Cold, damp and mouldy homes are a major problem for up to 140,000 Kiwi children and housing costs eat up over half the pay cheques of the nation's poorest.
These are some of the revelations reported in the latest Household Incomes Report which looks at indicators of inequality and hardship.
While the median household income has risen by 3 per cent in the past year so have rates, mortgages and rents.
One third of households spent more than 30 per cent of their disposable income on putting a roof over their heads. This was most marked by the least well off who shelled out 51 per cent of their income on average for housing.
The overall figure for under 65s was 21 per cent, up from 14 per cent in the late 1980s.
Prime Minister Bill English agreed the cost of housing was a huge issue. He said that was a core reason why National increased the accommodation supplement as part of its $2 billion Family Incomes package in Budget 2017.
"[The report] shows there's been an uplift in real incomes since 2008. Which is better performance than a number of similar economies.
"But it also shows the vital importance of getting more houses on the ground faster... In the long run that's how you deal with housing costs."
"A recipe for growing poverty" is what Green Party co-leader Metiria Turei called the housing crisis combined with low incomes that were displayed in the report.
"Housing costs are eating into families' budgets at a rate we've never seen before.
"New Zealanders living in cold damp housing know that they are paying too much to live where they are, yet they are powerless to change it."
She said New Zealand needed a Government that would build thousands of affordable homes, crack down on speculators and tax property fairly.
Social Housing Minister Amy Adams said the report didn't take into account recent changes in the increase in benefits and the $100 million Housing New Zealand has spent on improving its housing stock .
"Housing New Zealand have completed the retrofit of almost all of their houses now with full insulation, thermal curtains and a solid source of heating. And that hasn't been picked up."
The median household income is now $76,200, or $37,900 per adult. Up from $67,100 in the 2009 Household Economic Survey.
The report highlighted housing quality issues, especially for children. Around 110,000 children live in damp and mouldy conditions, 140,000 have issues with keeping warm in winter and 75,000 experience both issues.

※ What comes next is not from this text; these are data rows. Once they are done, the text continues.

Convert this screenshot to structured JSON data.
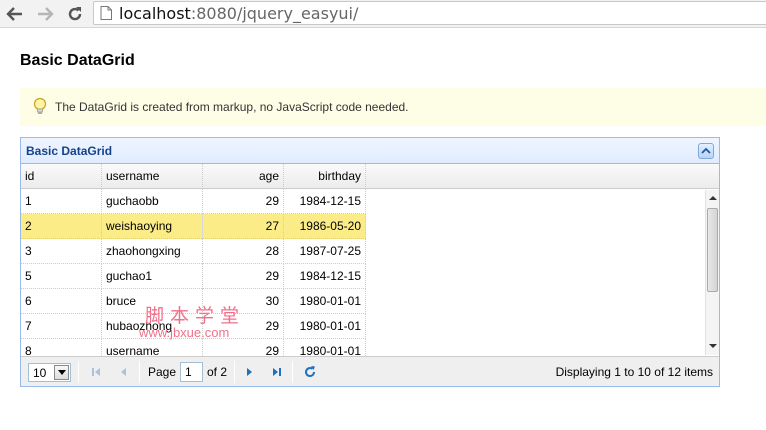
{
  "browser": {
    "url_host": "localhost",
    "url_rest": ":8080/jquery_easyui/"
  },
  "page": {
    "title": "Basic DataGrid",
    "note": "The DataGrid is created from markup, no JavaScript code needed."
  },
  "grid": {
    "title": "Basic DataGrid",
    "columns": [
      "id",
      "username",
      "age",
      "birthday"
    ],
    "rows": [
      {
        "id": "1",
        "username": "guchaobb",
        "age": "29",
        "birthday": "1984-12-15"
      },
      {
        "id": "2",
        "username": "weishaoying",
        "age": "27",
        "birthday": "1986-05-20"
      },
      {
        "id": "3",
        "username": "zhaohongxing",
        "age": "28",
        "birthday": "1987-07-25"
      },
      {
        "id": "5",
        "username": "guchao1",
        "age": "29",
        "birthday": "1984-12-15"
      },
      {
        "id": "6",
        "username": "bruce",
        "age": "30",
        "birthday": "1980-01-01"
      },
      {
        "id": "7",
        "username": "hubaozhong",
        "age": "29",
        "birthday": "1980-01-01"
      },
      {
        "id": "8",
        "username": "username",
        "age": "29",
        "birthday": "1980-01-01"
      }
    ],
    "selected_row": 1
  },
  "pager": {
    "page_size": "10",
    "page_label": "Page",
    "page_number": "1",
    "of_label": "of 2",
    "info": "Displaying 1 to 10 of 12 items"
  },
  "watermark": {
    "line1": "脚本学堂",
    "line2": "www.jbxue.com"
  },
  "colors": {
    "panel_border": "#99bbe8",
    "panel_title": "#15428b",
    "selected_row": "#fbec88",
    "note_bg": "#fefee6",
    "watermark": "#f0718b"
  },
  "icons": {
    "back": "arrow-left-icon",
    "forward": "arrow-right-icon",
    "reload": "reload-icon",
    "note": "lightbulb-icon",
    "collapse": "collapse-icon",
    "first": "first-page-icon",
    "prev": "prev-page-icon",
    "next": "next-page-icon",
    "last": "last-page-icon",
    "refresh": "refresh-icon"
  }
}
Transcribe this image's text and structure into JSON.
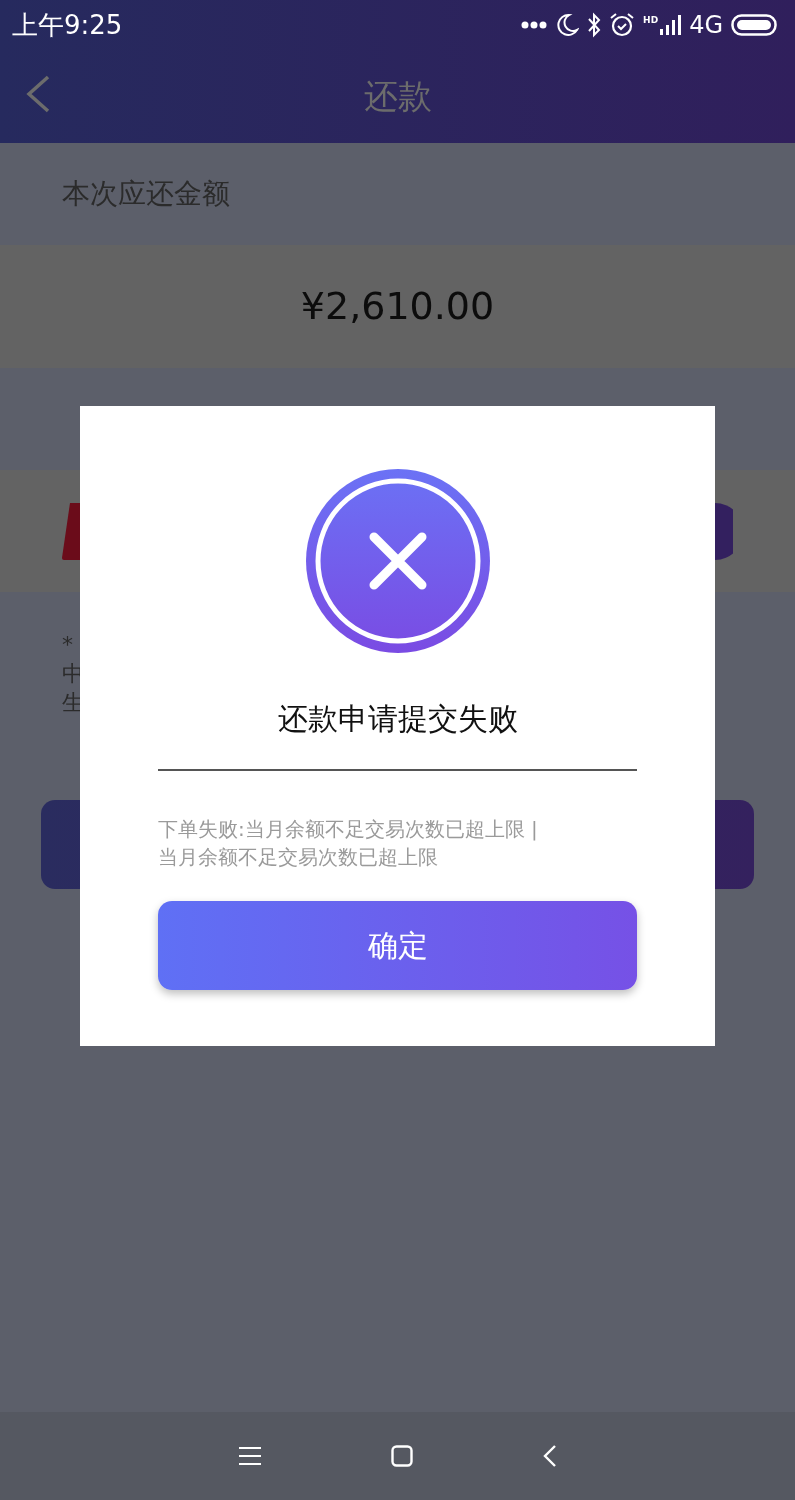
{
  "status_bar": {
    "time": "上午9:25",
    "hd": "HD",
    "network": "4G"
  },
  "nav": {
    "title": "还款"
  },
  "due": {
    "label": "本次应还金额",
    "amount": "¥2,610.00"
  },
  "notes": [
    "*",
    "中",
    "生"
  ],
  "dialog": {
    "title": "还款申请提交失败",
    "message": "下单失败:当月余额不足交易次数已超上限 | 当月余额不足交易次数已超上限",
    "button": "确定"
  }
}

Those in the lowest well-being quintile (20 per cent) experience 80 per cent of the problems.
The report used data from Statistics New Zealand's 2015-16 Household Economic Survey to update the previous report in the series which had information to 2015.